A suicide bomber has targeted a vehicle carrying court employees in Kabul, killing 10 people.
The attack was confirmed as the Afghan Taliban named a new leader, after Mullah Akhtar Mansour was killed in a US drone strike last week.
Najib Danish, the interior ministry's deputy spokesman, said the bomber, who was on foot, detonated his explosives vest as he walked by the vehicle in the Afghan capital.
He said the explosion, which took place during the morning rush hour in the western part of the city, also wounded four people. The casualties include both court workers and civilians.
No-one has yet claimed responsibility. The last major attack in Kabul was on April 19, when a massive bomb killed 64 people and wounded hundreds.

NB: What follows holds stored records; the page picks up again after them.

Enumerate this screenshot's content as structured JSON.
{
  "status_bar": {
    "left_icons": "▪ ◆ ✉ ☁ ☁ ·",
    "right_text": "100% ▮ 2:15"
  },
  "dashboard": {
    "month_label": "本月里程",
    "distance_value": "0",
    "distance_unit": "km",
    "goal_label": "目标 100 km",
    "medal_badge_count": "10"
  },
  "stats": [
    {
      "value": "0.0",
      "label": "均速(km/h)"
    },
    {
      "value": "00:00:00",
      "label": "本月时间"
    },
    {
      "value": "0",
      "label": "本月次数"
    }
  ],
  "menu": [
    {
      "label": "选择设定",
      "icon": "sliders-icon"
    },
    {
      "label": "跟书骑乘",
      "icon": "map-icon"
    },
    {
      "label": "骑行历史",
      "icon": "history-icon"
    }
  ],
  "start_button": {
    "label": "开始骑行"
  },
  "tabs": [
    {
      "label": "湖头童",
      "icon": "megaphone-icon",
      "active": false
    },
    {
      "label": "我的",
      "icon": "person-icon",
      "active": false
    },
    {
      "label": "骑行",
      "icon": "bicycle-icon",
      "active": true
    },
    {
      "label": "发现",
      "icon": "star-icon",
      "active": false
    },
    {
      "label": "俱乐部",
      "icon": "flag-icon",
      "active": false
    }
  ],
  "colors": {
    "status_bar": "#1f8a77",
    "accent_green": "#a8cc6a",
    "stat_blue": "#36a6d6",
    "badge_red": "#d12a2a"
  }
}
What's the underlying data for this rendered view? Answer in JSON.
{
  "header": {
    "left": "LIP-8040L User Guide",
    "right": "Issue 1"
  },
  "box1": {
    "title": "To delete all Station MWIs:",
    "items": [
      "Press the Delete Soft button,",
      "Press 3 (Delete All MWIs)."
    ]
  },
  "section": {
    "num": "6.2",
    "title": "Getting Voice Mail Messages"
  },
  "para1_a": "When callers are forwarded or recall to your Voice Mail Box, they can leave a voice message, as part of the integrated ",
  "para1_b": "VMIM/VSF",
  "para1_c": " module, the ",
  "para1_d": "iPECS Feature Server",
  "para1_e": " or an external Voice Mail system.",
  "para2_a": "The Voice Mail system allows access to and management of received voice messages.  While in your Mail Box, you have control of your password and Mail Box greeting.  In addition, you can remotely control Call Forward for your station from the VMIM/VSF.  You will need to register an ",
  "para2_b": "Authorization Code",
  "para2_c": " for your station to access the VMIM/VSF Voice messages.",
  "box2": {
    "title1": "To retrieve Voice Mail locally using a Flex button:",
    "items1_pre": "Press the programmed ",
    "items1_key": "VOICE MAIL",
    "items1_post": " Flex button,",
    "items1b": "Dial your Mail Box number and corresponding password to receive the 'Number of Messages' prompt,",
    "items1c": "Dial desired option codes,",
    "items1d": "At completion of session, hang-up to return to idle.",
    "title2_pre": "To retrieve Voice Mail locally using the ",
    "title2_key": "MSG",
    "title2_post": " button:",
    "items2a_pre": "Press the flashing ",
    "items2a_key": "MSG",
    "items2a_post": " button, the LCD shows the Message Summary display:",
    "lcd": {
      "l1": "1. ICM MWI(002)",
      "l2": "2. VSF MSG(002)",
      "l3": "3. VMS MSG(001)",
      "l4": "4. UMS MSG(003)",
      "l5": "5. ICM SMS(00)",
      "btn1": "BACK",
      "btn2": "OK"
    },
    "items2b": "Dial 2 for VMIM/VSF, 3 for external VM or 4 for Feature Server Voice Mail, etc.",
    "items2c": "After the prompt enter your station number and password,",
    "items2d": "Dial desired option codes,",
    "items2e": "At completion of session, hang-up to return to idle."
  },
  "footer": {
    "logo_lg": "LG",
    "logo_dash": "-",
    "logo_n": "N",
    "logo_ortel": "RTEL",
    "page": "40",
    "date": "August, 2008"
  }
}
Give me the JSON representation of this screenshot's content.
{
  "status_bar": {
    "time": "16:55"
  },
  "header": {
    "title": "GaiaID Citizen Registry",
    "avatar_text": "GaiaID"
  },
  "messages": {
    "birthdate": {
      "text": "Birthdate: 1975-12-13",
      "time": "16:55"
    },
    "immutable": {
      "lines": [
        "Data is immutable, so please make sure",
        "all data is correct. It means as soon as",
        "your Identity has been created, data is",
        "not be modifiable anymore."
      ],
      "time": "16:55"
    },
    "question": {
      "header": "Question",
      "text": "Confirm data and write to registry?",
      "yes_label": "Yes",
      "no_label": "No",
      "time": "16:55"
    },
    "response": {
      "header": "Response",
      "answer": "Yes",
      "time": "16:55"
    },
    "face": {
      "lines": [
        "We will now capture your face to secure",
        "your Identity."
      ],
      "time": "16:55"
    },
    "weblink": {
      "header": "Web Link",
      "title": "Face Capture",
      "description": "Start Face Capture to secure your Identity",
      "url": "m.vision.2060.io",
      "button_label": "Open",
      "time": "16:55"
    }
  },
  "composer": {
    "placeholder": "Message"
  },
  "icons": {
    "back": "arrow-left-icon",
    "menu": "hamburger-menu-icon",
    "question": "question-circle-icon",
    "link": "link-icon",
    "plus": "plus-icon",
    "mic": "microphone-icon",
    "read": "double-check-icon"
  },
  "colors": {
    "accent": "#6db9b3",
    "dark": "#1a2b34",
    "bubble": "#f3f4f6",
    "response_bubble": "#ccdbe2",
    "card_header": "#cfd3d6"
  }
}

The insurgent group said its new leader is Mullah Haibatullah Akhundzada, one of Mansour's two deputies. It said he was chosen at a meeting of Taliban leaders, which was believed to have been held in Pakistan.
Mansour was killed in Pakistan on Saturday when his vehicle was struck by a US drone. It is believed to be the first time a Taliban leader was killed in such a way inside Pakistani territory.
Pakistani authorities are believed to have given shelter and support to some Taliban leaders over the Afghan border. The insurgents have been fighting to overthrow the Kabul government since 2001, when their own Islamist regime was overthrown by the US invasion.
The US and Afghan governments said Mansour had been an obstacle to a peace process that had ground to a halt when he refused to participate in talks earlier this year. Instead, he intensified the war in Afghanistan, now in its 15th year.
Mansour had led the Taliban since last summer, when the death of the movement's founder, the one-eyed Mullah Mohammad Omar became public.
Mansour ran the movement in Omar's name for more than two years. The revelation of Omar's death and Mansour's deception led to widespread mistrust, with some senior leaders leaving the group to set up their own factions.
Senior Taliban figures have said his death could strengthen the movement, as he was a divisive figure. The identity of his successor was expected to be an indication of the direction the insurgency would take, either toward peace or continued war.
Akhundzada is a religious scholar known for issuing public statements justifying the existence of the extremist Taliban, and the war against the Afghan government.
His views are regarded as hawkish, and he could be expected to continue in the aggressive footsteps of Mansour.
The Taliban said two new deputies had also been appointed - both of whom had earlier been thought to be the main contenders for the top job. They are Sirajuddin Haqqani, who was also one of Mansour's deputies, and the son of Omar, Mullah Yaqoub.
The Taliban statement called on all Muslims to mourn Mansour for three days. It also attempted to calm any qualms among the rank and file by calling for unity and obedience to the new leader.